Find every line of the listing below where "무료배송" appears, and copy it.

*** Block opens ***

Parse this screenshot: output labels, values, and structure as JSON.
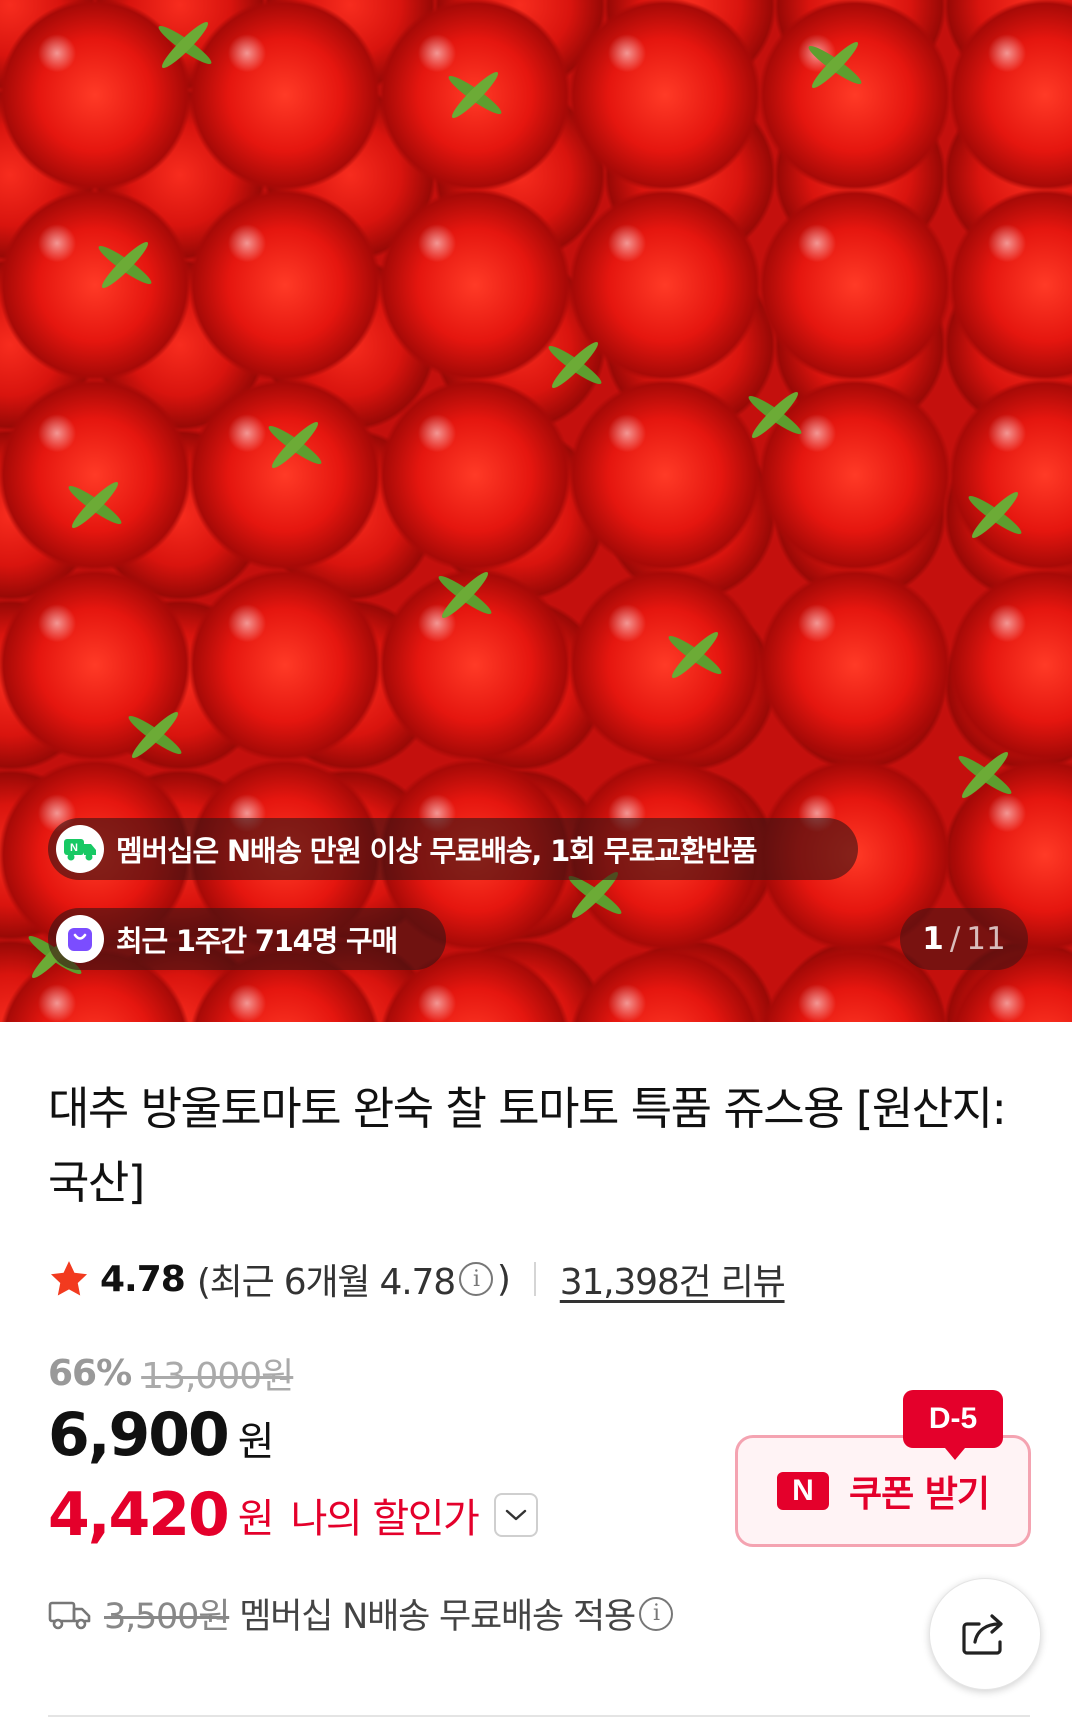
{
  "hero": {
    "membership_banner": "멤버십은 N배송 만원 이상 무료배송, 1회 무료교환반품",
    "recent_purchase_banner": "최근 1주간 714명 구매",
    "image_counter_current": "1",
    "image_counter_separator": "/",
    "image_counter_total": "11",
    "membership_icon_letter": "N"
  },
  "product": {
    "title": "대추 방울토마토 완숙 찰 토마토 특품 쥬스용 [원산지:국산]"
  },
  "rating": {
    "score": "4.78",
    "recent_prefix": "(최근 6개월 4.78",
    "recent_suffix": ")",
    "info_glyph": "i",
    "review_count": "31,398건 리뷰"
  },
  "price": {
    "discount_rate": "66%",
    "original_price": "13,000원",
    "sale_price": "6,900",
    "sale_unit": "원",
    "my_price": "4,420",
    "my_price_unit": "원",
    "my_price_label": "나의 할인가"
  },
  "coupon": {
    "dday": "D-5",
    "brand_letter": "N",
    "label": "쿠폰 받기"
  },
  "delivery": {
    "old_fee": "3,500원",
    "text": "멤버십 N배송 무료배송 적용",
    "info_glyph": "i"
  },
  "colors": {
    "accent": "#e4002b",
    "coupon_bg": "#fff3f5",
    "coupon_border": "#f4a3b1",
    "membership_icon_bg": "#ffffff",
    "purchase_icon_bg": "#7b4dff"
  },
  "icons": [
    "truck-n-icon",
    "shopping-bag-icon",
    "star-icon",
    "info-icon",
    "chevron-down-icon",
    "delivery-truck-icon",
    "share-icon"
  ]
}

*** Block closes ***

● **RESPONSE BOX**:
    "membership_banner": "멤버십은 N배송 만원 이상 무료배송, 1회 무료교환반품",
    "text": "멤버십 N배송 무료배송 적용",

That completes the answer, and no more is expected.